David Rockefeller: Billionaire banker and philanthropist dies aged 101
Billionaire philanthropist David Rockefeller has died aged 101, a family spokesman has announced.
The influential banker and political spokesman was the chairman and chief executive of US banking giant Chase Manhattan throughout the 1970s.
Reuters news agency reported that he died in his sleep at his home in Pocantico Hills, New York, on Monday.
He was the last surviving grandson of oil tycoon John D Rockefeller and was the youngest of six children born to John D. Rockefeller Jr.
He was the guardian of his family’s fortune and head of a sprawling network of family interests, both business and philanthropic, that ranged from environmental conservation to the arts.
To mark his 100th birthday in 2015, Rockefeller gave 1,000 acres of land next to a national park to the state of Maine.
Despite never seeking public office – unlike his siblings – David Rockefeller wielded power and influence through other means.
Rockefeller graduated from Harvard in 1936 and received a doctorate in economics from the University of Chicago in 1940.
He served in the Army during World War II, then began climbing the ranks of management at Chase Bank. That bank merged with The Manhattan Company in 1955.
He was named Chase Manhattan’s president in 1961 and chairman and chief executive officer eight years later. He retired in 1981 aged 65 after a 35-year career.
In his role of business statesman, Rockefeller preached capitalism at home and favored assisting economies abroad on grounds that bringing prosperity to the Third World would create customers for American products.
He parted company with some of his fellow capitalists on income taxes, calling it unseemly to earn $1 million and then find ways to avoid paying taxes on it.
He didn’t say how much he paid in taxes and never spoke publicly about his personal worth. In 2015, Forbes magazine estimated his fortune at $3 billion.
Under Rockefeller, Chase was the first U.S. bank to open offices in the Soviet Union and China and, in 1974, the first to open an office in Egypt after the Suez crisis of 1956.

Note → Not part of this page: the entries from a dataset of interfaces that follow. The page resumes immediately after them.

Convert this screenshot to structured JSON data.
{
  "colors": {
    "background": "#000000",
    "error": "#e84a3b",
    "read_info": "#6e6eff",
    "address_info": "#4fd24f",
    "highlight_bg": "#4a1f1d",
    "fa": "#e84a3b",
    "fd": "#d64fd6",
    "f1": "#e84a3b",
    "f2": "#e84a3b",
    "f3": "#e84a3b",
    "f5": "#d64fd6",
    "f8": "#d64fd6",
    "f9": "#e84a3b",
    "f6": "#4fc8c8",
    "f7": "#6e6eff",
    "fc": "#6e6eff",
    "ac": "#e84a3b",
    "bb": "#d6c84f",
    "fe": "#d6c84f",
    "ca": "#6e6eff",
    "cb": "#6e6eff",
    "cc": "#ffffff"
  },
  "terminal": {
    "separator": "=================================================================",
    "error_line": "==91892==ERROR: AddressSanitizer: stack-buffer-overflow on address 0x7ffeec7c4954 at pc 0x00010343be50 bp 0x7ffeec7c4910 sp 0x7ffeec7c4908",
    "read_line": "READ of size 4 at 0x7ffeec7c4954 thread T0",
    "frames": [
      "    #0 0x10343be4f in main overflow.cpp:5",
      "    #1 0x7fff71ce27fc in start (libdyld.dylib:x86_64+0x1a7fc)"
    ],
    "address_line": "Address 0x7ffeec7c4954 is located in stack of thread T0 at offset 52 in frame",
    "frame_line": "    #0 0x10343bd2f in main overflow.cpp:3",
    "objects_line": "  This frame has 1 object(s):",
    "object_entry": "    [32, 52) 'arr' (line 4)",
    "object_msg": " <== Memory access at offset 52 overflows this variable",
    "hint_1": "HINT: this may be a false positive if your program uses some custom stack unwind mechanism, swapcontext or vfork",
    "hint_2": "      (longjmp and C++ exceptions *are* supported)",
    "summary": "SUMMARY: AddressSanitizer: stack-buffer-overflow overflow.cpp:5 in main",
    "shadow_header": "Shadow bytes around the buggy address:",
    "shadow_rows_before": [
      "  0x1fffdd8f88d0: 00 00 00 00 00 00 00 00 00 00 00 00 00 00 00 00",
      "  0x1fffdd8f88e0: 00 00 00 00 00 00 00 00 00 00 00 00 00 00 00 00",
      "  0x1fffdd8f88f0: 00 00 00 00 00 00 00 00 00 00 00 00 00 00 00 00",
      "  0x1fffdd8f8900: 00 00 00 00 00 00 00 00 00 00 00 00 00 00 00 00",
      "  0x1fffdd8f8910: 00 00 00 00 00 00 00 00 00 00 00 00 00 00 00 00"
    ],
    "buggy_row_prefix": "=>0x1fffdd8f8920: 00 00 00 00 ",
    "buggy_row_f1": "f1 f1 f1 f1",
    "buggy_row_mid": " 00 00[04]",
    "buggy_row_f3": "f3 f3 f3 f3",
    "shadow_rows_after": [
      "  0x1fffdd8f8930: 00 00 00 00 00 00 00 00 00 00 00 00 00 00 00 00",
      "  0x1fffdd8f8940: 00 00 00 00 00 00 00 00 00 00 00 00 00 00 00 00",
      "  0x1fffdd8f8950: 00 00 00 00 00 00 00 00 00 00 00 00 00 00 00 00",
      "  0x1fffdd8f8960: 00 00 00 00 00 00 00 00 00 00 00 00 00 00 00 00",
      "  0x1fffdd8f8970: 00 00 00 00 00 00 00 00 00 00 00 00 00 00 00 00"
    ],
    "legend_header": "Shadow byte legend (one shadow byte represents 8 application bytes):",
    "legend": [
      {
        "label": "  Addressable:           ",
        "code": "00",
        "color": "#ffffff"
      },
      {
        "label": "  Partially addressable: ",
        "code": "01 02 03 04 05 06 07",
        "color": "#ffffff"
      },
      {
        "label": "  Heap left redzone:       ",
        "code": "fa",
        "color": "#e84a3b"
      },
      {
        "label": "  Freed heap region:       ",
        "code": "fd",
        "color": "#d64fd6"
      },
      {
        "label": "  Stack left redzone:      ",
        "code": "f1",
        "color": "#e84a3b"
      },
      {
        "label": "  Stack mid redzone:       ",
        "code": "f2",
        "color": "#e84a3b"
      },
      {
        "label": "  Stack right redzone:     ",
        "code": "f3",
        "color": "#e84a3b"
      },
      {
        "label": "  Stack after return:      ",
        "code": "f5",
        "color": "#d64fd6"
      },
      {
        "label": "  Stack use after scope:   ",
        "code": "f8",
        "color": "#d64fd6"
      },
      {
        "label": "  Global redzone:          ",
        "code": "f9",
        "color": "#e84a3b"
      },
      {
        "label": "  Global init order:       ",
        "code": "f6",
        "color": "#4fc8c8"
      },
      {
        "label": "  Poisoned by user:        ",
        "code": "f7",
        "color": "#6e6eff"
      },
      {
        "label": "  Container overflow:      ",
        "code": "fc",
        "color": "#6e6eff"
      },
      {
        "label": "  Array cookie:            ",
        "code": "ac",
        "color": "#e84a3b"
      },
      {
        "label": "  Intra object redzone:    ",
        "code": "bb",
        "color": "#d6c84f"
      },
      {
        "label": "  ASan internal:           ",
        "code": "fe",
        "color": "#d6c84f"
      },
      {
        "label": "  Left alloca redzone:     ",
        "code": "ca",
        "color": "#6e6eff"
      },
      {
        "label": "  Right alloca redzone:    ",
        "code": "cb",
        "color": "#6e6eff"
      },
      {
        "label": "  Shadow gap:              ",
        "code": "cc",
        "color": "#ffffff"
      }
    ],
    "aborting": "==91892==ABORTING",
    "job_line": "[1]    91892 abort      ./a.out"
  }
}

In his early travels to South Africa, Rockefeller arranged clandestine meetings with several underground black leaders. “I find it terribly important to get overall impressions beyond those I get from businessmen,” he said.
But Rockefeller took a lot of heat for his bank’s substantial dealings with South Africa’s white separatist regime and for helping the deposed, terminally ill Shah of Iran come to New York for medical treatment in 1979, the move that triggered the 13-month U.S. embassy hostage crisis in Tehran.
Rockefeller maintained the family’s patronage of the arts, including its long-standing relationship with New York’s Museum of Modern Art, of which his mother had been a fervent patron. His private art collection was once valued at $500 million.
His philanthropy and other activities earned him a Presidential Medal of Freedom, the nation’s highest civilian honor, in 1998.
Rockefeller and his wife, the former Margaret McGrath, married in 1940 and had six children – David Jr., Richard, Abby, Neva, Margaret and Eileen. His wife, an active conservationist, died in 1996.